Biscayne National ParkCamping in a national park made up of 95% water is possible! Biscayne National Park, located in South Florida offers two camping sites: Boca Chita Campground and Elliot Key Campground. Note that RVs are not accepted, only campers with tents can stay there. 
Perfect for daytime exploring Biscayne Bay, one of the most popular scuba diving sites in the world. You will discover a rich aquatic fauna, but also shipwrecks dating from the 19th century.
Fort MyersIn southwest Florida, the Fort Myers area is the perfect destination for those seeking tranquillity away from the hustle and bustle of Orlando and Miami. You can sleep at Red Coconut RV Park, a very vintage campground with beachfront locations. 
Don’t have an RV? No problem, you can rent one on-site! This is a perfect base camp for exploring the town of Fort Myers and its stunning Sanibel and Captiva Islands.
St. PetersburgA coastal city in northwest Florida, St. Petersburg is cradled to the east by Tampa Bay, and to the west by the Gulf of Mexico. Nicknamed “The Sunshine City”, it is sunny 360 days a year, making it a particularly popular destination for tourists. 
You can practice many activities there: windsurfing, paddleboarding, kitesurfing, etc. Two beach campsites can accommodate you: Fort DeSoto Park Campground and Madeira Beach Koa.

Note: Since beachfront campgrounds are so popular with travellers, it’s always best to book months in advance, sometimes even up to a year in advance. If you don’t have a reservation, take a chance and contact them. Sometimes there are cancellations!

Tips for camping on the beach in Florida

There are official campsites on the coast everywhere, offering a protected and demarcated area to pitch your tent.
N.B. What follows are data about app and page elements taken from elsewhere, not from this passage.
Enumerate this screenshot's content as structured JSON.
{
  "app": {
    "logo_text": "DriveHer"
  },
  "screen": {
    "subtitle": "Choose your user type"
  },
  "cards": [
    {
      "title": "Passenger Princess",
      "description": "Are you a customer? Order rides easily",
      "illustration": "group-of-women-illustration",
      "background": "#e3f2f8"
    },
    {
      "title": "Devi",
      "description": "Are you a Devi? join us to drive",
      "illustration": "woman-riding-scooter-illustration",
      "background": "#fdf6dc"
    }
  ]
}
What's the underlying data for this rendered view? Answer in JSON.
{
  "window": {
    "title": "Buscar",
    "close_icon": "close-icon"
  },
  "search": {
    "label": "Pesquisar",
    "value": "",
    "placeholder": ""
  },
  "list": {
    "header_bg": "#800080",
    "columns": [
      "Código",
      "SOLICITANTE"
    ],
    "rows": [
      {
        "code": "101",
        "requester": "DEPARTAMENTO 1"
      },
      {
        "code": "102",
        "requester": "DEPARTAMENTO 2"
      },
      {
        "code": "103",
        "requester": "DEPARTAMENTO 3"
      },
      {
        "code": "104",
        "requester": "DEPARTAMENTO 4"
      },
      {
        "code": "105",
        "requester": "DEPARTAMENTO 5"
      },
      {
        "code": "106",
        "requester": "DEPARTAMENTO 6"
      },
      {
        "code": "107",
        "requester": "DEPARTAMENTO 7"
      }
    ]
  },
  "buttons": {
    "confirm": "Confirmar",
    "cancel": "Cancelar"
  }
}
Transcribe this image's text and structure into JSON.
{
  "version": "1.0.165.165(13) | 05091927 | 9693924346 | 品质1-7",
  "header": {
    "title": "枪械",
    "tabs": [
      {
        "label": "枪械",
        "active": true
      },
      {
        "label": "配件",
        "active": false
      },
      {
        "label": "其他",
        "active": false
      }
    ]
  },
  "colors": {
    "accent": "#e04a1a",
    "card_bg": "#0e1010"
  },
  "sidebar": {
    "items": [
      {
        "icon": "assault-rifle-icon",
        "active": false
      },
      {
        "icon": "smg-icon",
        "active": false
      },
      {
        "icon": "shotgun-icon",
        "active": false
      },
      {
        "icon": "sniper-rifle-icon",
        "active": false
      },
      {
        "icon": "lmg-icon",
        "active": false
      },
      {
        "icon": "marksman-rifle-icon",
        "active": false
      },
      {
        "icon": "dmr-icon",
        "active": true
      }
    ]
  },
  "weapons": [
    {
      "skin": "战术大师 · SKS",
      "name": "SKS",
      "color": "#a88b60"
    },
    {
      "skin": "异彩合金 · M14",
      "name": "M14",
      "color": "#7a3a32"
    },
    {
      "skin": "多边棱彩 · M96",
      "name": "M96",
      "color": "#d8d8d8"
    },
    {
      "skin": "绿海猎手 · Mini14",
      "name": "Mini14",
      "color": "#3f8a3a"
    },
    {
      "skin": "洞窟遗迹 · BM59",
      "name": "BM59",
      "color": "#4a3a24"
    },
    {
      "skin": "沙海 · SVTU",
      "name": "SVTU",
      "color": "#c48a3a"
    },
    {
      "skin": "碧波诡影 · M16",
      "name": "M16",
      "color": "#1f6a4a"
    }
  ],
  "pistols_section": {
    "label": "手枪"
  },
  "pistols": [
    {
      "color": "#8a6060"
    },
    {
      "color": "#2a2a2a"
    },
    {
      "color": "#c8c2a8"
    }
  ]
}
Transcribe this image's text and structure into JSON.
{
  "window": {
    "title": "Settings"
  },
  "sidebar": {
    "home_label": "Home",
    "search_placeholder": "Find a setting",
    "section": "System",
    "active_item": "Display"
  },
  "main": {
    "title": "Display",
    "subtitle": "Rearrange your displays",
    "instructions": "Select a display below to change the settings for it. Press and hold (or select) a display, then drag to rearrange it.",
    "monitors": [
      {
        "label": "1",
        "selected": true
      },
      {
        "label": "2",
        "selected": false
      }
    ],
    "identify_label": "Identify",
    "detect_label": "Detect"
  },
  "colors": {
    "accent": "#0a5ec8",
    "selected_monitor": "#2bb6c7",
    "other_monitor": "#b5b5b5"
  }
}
But wild camping is often an attractive alternative for those who are looking for better contact with nature. As long as you are authorized to do so. In this case, follow some basic rules so that your stay is just as pleasant for the neighbourhood as it is for you:

  1. The first rule of all hikers and campers: respect the environment! It is a living space that you have chosen to occupy, to be as less intrusive as possible.
  1.  At nightfall, do not leave anything lying around your camp. No tables, no chairs, no empty cans and even less your garbage.
  1. High tides can be treacherous! Don’t get too close to the shore.
  1. When you leave, be sure to clean the area and leave it cleaner than when you arrive.

Camping on the beach in Florida: Campfires and music

Having a nice campfire by the water, strumming the guitar and singing loudly until dawn sounds like a cool movie scene. In reality, it can quickly turn into a bad idea. All activities involving making fires are prohibited on beaches.

 This includes campfires but also barbecues. Violators face a fine of $50 and will be evicted from the scene manually by the police. Do you doubt it? Keep in mind that beach fires in the middle of the night can be seen from a great distance!

The same goes for noisy parties: avoid if you do not want to be dislodged. So forget the endless tom-tom evenings and other djembes, especially near homes. Always keep in mind that the coast is a public place and that we must respect the tranquillity of others. How you would like yours to be respected.

The bottom line

We wish you the best of luck in finding a great place to spend your vacation on the beach in Florida. And if you have visited one or more of the above campsites, we’d love to hear about your experience. Do not hesitate to contact us!